WHAT IS BEING ASKED: Could you filter the records below and keep only the lines with the word "즉시이체"?

EXERCISE MATERIAL:
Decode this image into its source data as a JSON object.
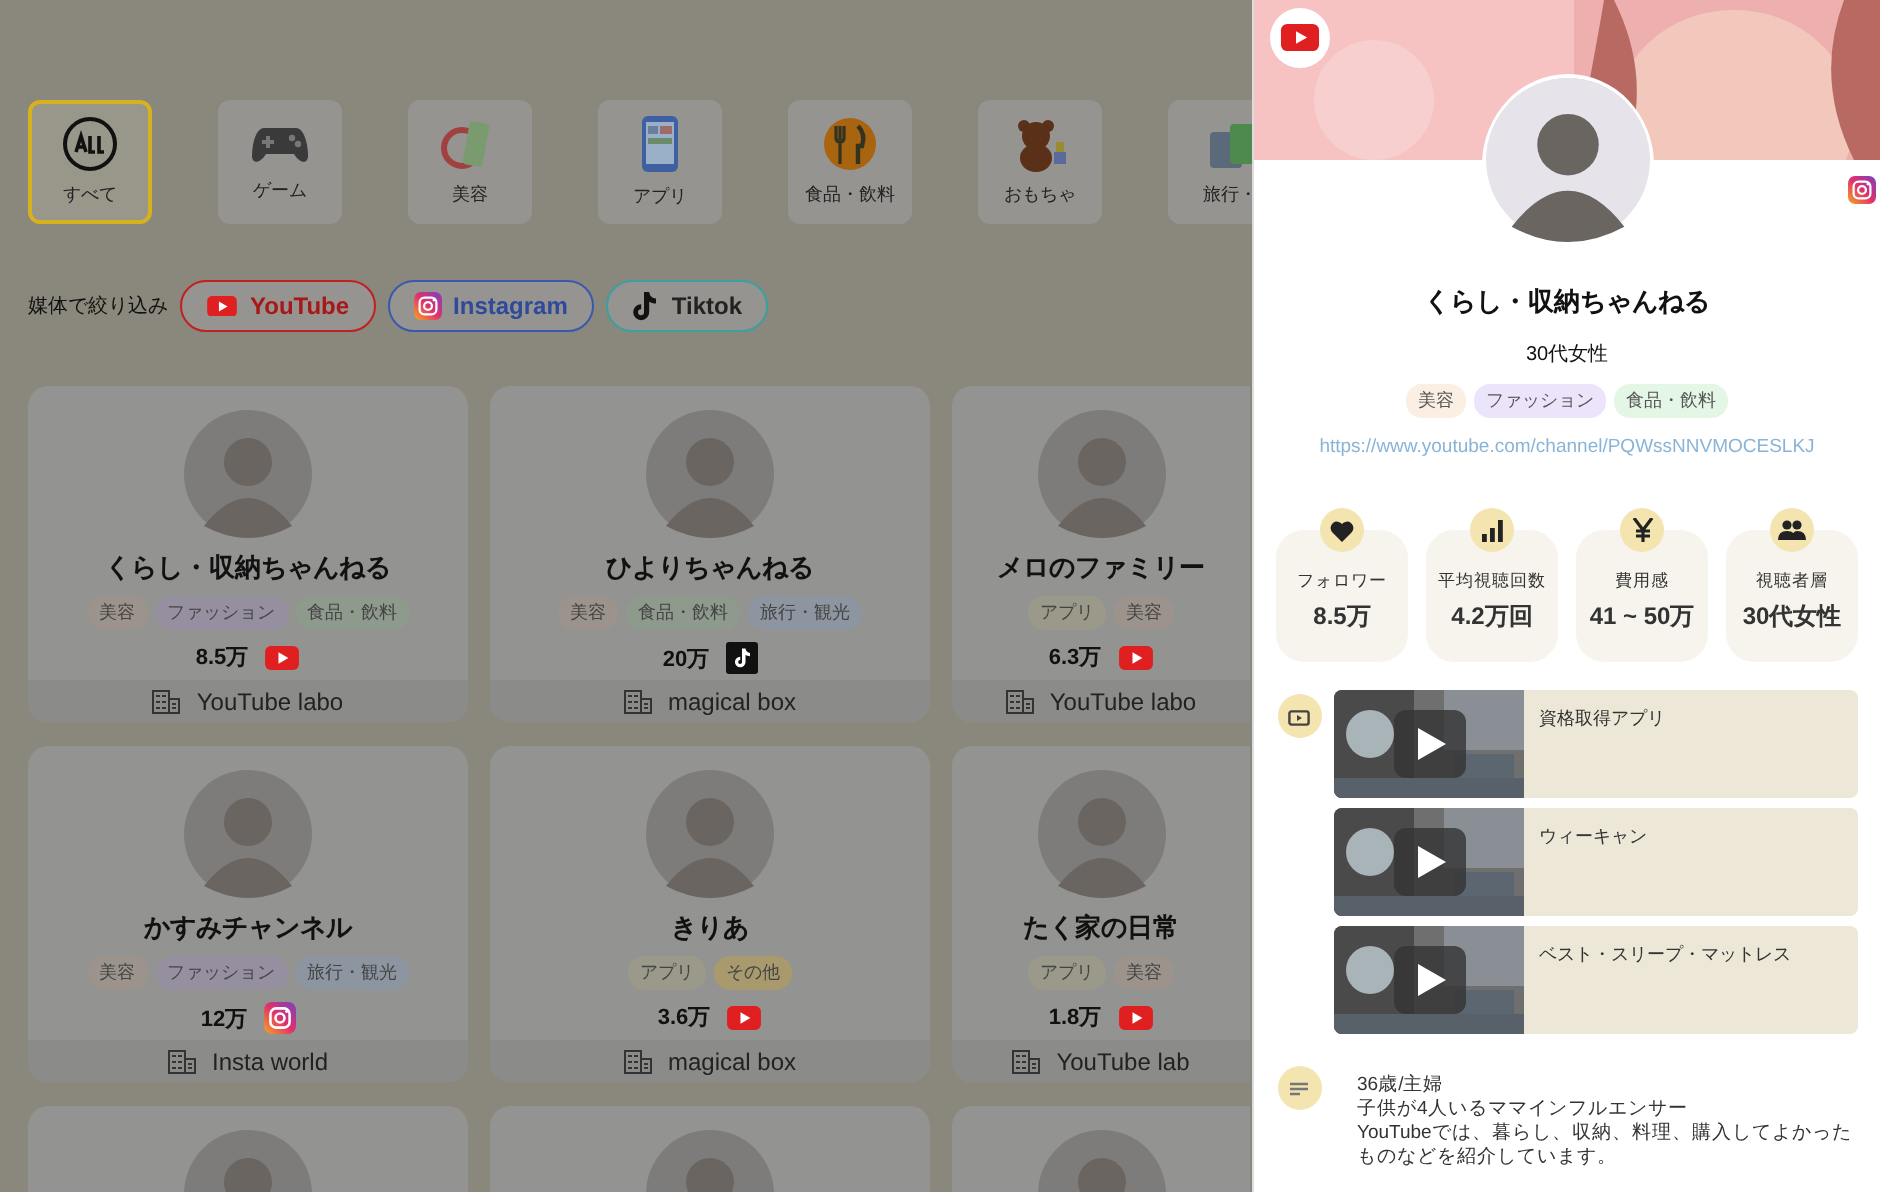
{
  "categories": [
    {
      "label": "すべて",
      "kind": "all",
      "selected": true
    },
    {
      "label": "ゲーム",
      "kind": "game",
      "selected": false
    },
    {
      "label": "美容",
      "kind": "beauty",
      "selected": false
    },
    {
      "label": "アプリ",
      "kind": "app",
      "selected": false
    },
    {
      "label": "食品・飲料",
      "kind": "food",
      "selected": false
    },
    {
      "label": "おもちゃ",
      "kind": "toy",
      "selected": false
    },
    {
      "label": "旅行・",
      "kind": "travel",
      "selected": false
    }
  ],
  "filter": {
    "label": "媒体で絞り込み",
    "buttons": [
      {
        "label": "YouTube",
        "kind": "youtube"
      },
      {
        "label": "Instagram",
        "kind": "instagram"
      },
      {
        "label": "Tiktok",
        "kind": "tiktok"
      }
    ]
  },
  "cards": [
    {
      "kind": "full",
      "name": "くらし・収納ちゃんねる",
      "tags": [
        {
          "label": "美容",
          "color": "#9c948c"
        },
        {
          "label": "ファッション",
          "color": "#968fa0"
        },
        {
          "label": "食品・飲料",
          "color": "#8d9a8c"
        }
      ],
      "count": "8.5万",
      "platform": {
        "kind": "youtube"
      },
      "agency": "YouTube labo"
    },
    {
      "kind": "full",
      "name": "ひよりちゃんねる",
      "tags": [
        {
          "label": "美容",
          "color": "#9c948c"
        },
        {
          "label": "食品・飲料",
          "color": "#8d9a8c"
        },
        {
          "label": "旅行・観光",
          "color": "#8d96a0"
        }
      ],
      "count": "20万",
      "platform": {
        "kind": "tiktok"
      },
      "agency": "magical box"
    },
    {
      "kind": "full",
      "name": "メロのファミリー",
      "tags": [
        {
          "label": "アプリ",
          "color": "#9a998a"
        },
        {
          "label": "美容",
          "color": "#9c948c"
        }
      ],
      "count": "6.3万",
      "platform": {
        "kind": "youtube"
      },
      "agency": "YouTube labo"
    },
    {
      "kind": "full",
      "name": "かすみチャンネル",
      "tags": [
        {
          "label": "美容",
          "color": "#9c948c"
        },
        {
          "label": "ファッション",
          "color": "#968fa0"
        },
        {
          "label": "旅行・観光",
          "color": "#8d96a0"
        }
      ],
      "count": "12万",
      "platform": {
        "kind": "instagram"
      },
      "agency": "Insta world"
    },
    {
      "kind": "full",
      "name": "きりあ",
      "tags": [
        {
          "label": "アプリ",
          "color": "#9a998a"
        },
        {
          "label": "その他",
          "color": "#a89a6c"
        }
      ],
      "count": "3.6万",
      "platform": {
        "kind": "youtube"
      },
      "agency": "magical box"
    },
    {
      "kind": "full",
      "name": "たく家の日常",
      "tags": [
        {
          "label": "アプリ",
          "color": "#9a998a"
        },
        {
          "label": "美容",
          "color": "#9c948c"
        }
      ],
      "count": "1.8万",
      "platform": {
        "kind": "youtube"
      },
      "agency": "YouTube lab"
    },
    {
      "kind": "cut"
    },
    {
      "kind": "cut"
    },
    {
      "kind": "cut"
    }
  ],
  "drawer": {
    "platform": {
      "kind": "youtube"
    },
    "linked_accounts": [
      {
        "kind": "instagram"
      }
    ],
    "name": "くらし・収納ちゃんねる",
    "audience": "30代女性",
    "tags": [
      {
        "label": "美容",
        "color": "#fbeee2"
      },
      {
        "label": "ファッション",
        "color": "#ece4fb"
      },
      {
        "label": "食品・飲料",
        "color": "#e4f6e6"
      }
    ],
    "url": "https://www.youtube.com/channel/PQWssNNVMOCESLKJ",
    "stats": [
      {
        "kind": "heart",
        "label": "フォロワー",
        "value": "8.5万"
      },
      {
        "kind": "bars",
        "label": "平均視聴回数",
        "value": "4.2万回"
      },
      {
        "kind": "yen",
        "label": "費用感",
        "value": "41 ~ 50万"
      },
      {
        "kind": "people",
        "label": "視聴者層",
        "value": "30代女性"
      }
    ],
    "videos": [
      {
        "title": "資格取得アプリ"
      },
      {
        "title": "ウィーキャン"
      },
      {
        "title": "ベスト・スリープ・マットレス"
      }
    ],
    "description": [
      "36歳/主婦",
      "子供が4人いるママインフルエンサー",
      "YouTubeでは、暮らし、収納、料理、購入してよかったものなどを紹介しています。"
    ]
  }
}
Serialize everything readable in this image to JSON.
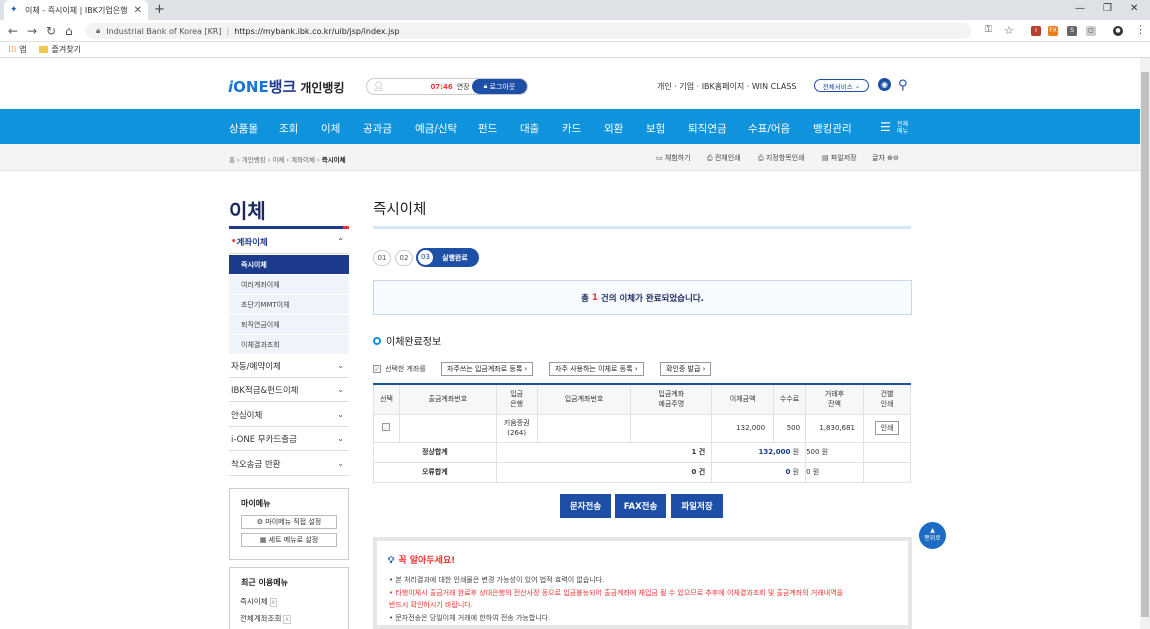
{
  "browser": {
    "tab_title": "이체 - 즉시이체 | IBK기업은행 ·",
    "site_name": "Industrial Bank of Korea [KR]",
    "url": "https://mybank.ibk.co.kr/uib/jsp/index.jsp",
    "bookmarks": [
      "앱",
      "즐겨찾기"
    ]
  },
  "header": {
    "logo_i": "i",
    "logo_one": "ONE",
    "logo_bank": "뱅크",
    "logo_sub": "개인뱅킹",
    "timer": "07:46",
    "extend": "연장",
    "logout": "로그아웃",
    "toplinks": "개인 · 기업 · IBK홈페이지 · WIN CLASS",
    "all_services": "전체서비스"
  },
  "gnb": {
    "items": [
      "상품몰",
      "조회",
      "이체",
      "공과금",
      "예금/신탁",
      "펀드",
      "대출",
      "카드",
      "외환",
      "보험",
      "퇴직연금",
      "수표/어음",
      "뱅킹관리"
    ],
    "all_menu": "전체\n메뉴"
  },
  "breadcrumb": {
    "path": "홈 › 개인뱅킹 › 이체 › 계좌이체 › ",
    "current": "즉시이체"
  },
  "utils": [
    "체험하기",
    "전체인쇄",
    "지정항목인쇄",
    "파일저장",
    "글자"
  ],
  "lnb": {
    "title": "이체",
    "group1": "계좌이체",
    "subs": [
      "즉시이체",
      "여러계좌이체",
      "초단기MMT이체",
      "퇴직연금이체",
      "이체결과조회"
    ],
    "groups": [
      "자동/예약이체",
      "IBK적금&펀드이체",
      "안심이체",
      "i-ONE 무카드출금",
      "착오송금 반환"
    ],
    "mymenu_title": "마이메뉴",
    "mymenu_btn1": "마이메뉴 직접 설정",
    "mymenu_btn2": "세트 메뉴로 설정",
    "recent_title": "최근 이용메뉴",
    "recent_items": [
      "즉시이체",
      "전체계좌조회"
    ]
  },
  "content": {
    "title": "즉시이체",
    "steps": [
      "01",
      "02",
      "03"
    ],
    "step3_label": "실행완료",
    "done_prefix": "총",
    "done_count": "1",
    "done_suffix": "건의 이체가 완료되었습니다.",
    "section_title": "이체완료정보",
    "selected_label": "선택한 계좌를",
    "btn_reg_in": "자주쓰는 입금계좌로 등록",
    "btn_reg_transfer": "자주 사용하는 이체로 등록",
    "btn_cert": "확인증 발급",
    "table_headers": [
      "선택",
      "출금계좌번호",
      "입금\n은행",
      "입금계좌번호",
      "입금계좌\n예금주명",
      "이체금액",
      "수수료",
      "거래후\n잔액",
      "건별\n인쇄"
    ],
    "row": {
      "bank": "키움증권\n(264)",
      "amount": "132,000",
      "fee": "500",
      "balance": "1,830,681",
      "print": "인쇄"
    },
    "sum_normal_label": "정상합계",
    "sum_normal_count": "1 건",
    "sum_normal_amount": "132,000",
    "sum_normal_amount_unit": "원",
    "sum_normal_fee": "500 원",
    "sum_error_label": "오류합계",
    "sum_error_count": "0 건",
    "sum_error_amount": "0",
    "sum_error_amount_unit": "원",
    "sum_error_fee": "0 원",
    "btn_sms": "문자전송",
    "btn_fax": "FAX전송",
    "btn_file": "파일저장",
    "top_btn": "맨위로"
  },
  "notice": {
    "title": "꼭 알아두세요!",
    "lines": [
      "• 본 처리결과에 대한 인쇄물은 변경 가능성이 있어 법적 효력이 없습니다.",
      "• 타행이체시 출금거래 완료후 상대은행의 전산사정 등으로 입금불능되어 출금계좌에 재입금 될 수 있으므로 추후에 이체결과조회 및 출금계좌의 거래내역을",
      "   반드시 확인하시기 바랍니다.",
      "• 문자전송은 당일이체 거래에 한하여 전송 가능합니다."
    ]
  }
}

WRITTEN SOLUTION:
    "tab_title": "이체 - 즉시이체 | IBK기업은행 ·",
    "current": "즉시이체"
      "즉시이체",
      "즉시이체",
    "title": "즉시이체",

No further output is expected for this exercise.